March 24, 2017
'Who doesn't want to contribute to someone else's success?'
Each year, students across the University of Calgary campus are recognized for their scholarly work and their financial needs with a wide range of awards, medals, scholarships and bursaries. In some cases the awards are open to students from any faculty; others are exclusively available to specific groups of students.
While all will tell you they are honoured to be selected and know they will benefit from the financial aspects of their awards, they also say the recognition of their work, their community service, and their commitment to education is just as personally significant and important to them. In the Werklund School of Education, as with other faculties, hundreds of students have benefited over the years from the community support that makes these awards possible, through the commitment of individuals and organizations whose goal is to make a difference in the educational journeys of men and women.
On March 22, the Werklund School hosted a special event to recognize the students for their achievements, and the community that supports them. More than 150 people turned out for the evening celebration at the EEEL building.
“Today’s students not only strive to excel academically, but also to connect and contribute to the community around them,” says Dennis Sumara, dean of the Werklund School. "Unfortunately, financial constraints can sometimes stand in the way of what they are able to achieve. It’s thanks to our donors that financial concerns can be lessened and the obstacles to student success can be removed.”
Sumara says that’s all the more reason community support for students is key.
Each student benefits in different ways
Matthew Schaeffer, who is in his final year in the Werklund Bachelor of Education program, is specializing in secondary mathematics.
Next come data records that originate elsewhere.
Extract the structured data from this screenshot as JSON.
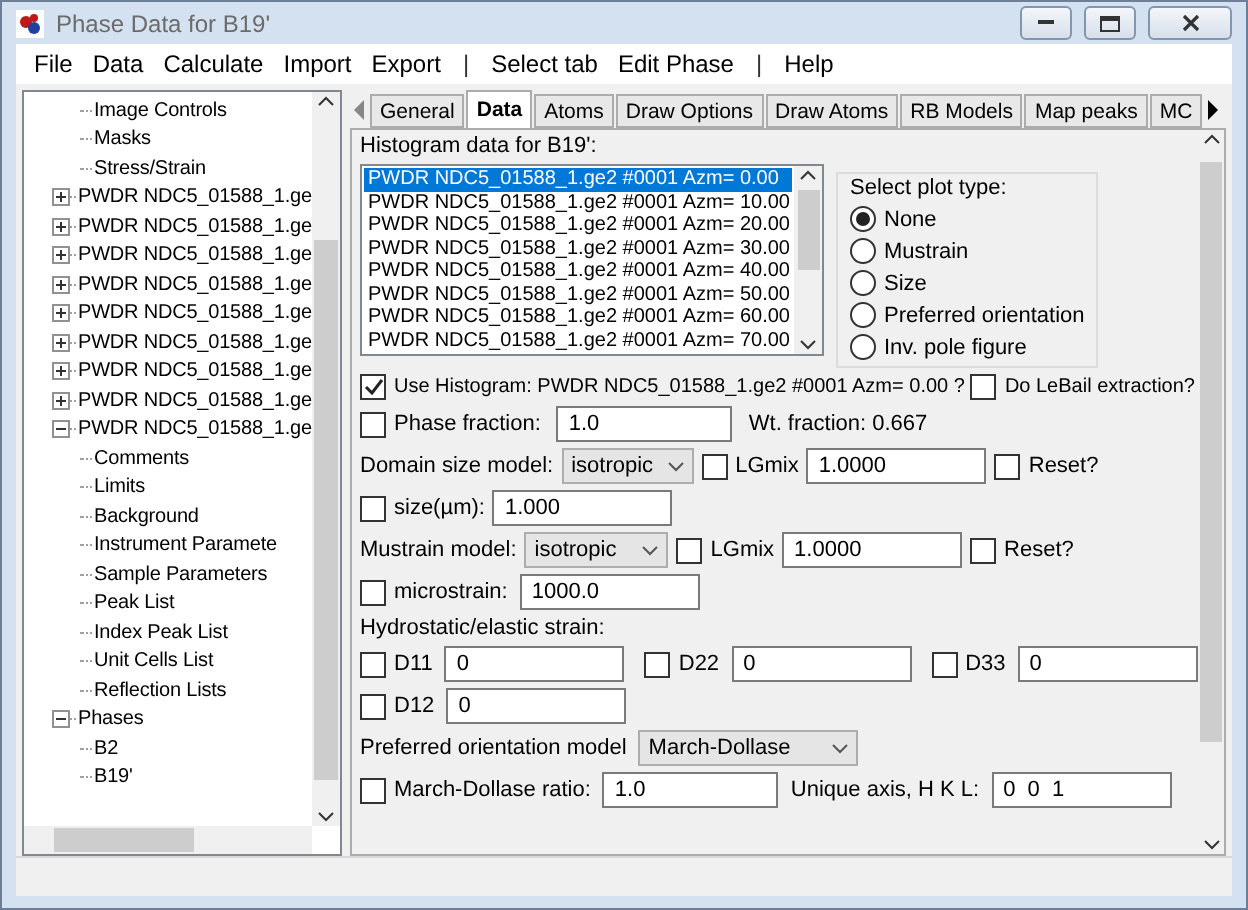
{
  "window": {
    "title": "Phase Data for B19'"
  },
  "menu": [
    {
      "label": "File",
      "kind": "item"
    },
    {
      "label": "Data",
      "kind": "item"
    },
    {
      "label": "Calculate",
      "kind": "item"
    },
    {
      "label": "Import",
      "kind": "item"
    },
    {
      "label": "Export",
      "kind": "item"
    },
    {
      "label": "|",
      "kind": "separator"
    },
    {
      "label": "Select tab",
      "kind": "item"
    },
    {
      "label": "Edit Phase",
      "kind": "item"
    },
    {
      "label": "|",
      "kind": "separator"
    },
    {
      "label": "Help",
      "kind": "item"
    }
  ],
  "tree": {
    "cut_branch": [
      "Image Controls",
      "Masks",
      "Stress/Strain"
    ],
    "items": [
      {
        "label": "PWDR NDC5_01588_1.ge",
        "expanded": false
      },
      {
        "label": "PWDR NDC5_01588_1.ge",
        "expanded": false
      },
      {
        "label": "PWDR NDC5_01588_1.ge",
        "expanded": false
      },
      {
        "label": "PWDR NDC5_01588_1.ge",
        "expanded": false
      },
      {
        "label": "PWDR NDC5_01588_1.ge",
        "expanded": false
      },
      {
        "label": "PWDR NDC5_01588_1.ge",
        "expanded": false
      },
      {
        "label": "PWDR NDC5_01588_1.ge",
        "expanded": false
      },
      {
        "label": "PWDR NDC5_01588_1.ge",
        "expanded": false
      },
      {
        "label": "PWDR NDC5_01588_1.ge",
        "expanded": true,
        "children": [
          {
            "label": "Comments"
          },
          {
            "label": "Limits"
          },
          {
            "label": "Background"
          },
          {
            "label": "Instrument Paramete"
          },
          {
            "label": "Sample Parameters"
          },
          {
            "label": "Peak List"
          },
          {
            "label": "Index Peak List"
          },
          {
            "label": "Unit Cells List"
          },
          {
            "label": "Reflection Lists"
          }
        ]
      },
      {
        "label": "Phases",
        "expanded": true,
        "children": [
          {
            "label": "B2"
          },
          {
            "label": "B19'"
          }
        ]
      }
    ]
  },
  "tabs": [
    {
      "label": "General",
      "selected": false
    },
    {
      "label": "Data",
      "selected": true
    },
    {
      "label": "Atoms",
      "selected": false
    },
    {
      "label": "Draw Options",
      "selected": false
    },
    {
      "label": "Draw Atoms",
      "selected": false
    },
    {
      "label": "RB Models",
      "selected": false
    },
    {
      "label": "Map peaks",
      "selected": false
    },
    {
      "label": "MC",
      "selected": false
    }
  ],
  "data_tab": {
    "heading": "Histogram data for B19':",
    "histograms": [
      {
        "label": "PWDR NDC5_01588_1.ge2 #0001 Azm= 0.00",
        "selected": true
      },
      {
        "label": "PWDR NDC5_01588_1.ge2 #0001 Azm= 10.00",
        "selected": false
      },
      {
        "label": "PWDR NDC5_01588_1.ge2 #0001 Azm= 20.00",
        "selected": false
      },
      {
        "label": "PWDR NDC5_01588_1.ge2 #0001 Azm= 30.00",
        "selected": false
      },
      {
        "label": "PWDR NDC5_01588_1.ge2 #0001 Azm= 40.00",
        "selected": false
      },
      {
        "label": "PWDR NDC5_01588_1.ge2 #0001 Azm= 50.00",
        "selected": false
      },
      {
        "label": "PWDR NDC5_01588_1.ge2 #0001 Azm= 60.00",
        "selected": false
      },
      {
        "label": "PWDR NDC5_01588_1.ge2 #0001 Azm= 70.00",
        "selected": false
      }
    ],
    "plot_type": {
      "title": "Select plot type:",
      "options": [
        {
          "label": "None",
          "selected": true
        },
        {
          "label": "Mustrain",
          "selected": false
        },
        {
          "label": "Size",
          "selected": false
        },
        {
          "label": "Preferred orientation",
          "selected": false
        },
        {
          "label": "Inv. pole figure",
          "selected": false
        }
      ]
    },
    "use_histogram": {
      "label": "Use Histogram: PWDR NDC5_01588_1.ge2 #0001 Azm= 0.00 ?",
      "checked": true
    },
    "lebail": {
      "label": "Do LeBail extraction?",
      "checked": false
    },
    "phase_fraction": {
      "label": "Phase fraction:",
      "checked": false,
      "value": "1.0",
      "wt_fraction": "Wt. fraction: 0.667"
    },
    "domain_size": {
      "label": "Domain size model:",
      "model": "isotropic",
      "lgmix": {
        "label": "LGmix",
        "checked": false,
        "value": "1.0000"
      },
      "reset": {
        "label": "Reset?",
        "checked": false
      }
    },
    "size": {
      "label": "size(µm):",
      "checked": false,
      "value": "1.000"
    },
    "mustrain": {
      "label": "Mustrain model:",
      "model": "isotropic",
      "lgmix": {
        "label": "LGmix",
        "checked": false,
        "value": "1.0000"
      },
      "reset": {
        "label": "Reset?",
        "checked": false
      }
    },
    "microstrain": {
      "label": "microstrain:",
      "checked": false,
      "value": "1000.0"
    },
    "hydrostatic": {
      "title": "Hydrostatic/elastic strain:",
      "rows": [
        [
          {
            "label": "D11",
            "checked": false,
            "value": "0"
          },
          {
            "label": "D22",
            "checked": false,
            "value": "0"
          },
          {
            "label": "D33",
            "checked": false,
            "value": "0"
          }
        ],
        [
          {
            "label": "D12",
            "checked": false,
            "value": "0"
          }
        ]
      ]
    },
    "preferred_orientation": {
      "label": "Preferred orientation model",
      "model": "March-Dollase"
    },
    "march_dollase": {
      "label": "March-Dollase ratio:",
      "checked": false,
      "value": "1.0",
      "axis_label": "Unique axis, H K L:",
      "axis_value": "0  0  1"
    }
  }
}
He says the Calgary Chamber of Commerce Centennial Scholarship allowed him to complete his studies without student loans or debts, and that, in turn, has allowed him to focus on becoming a teacher.
But he says being selected for an award means more than financial security. “It is a great feeling to be recognized for hard work and achievements. It’s also a humbling experience to be selected for a scholarship, knowing how hard-working and accomplished my peers are as well.”
Theresa Jubenville, a third-year PhD candidate in counselling psychology, whose research focus is to find ways to help improve the quality of life for people with autism spectrum disorder (ASD), says receiving the W.R. Unruh Scholarship has allowed her the financial freedom to become fully immersed in her studies. “I can devote my time and resources to cultivating research in an area that I am personally and professionally passionate about.
“This scholarship not only affords me financial support to pursue my research and career aspirations, but also acknowledges that others see the value of the work that I aspire to achieve.”
Donors benefit, too
Many of the donors who turned out to celebrate with the students and their families say they also find rewards in supporting the students.
Mark Kosak, who with his family established a bursary to celebrate his late wife, Kristin Bala-Kosak, says the opportunity to witness a student making progress toward their post-secondary goals validates the contribution and support that comes from an individual or organization. “There's a sense of satisfaction, as any charitable donor must feel, that we have used our personal resources, time, energy and financial success to assist someone else, in some small way, in pursuit of their own goals,” he explains.
“Who doesn't want to contribute to someone else's success?”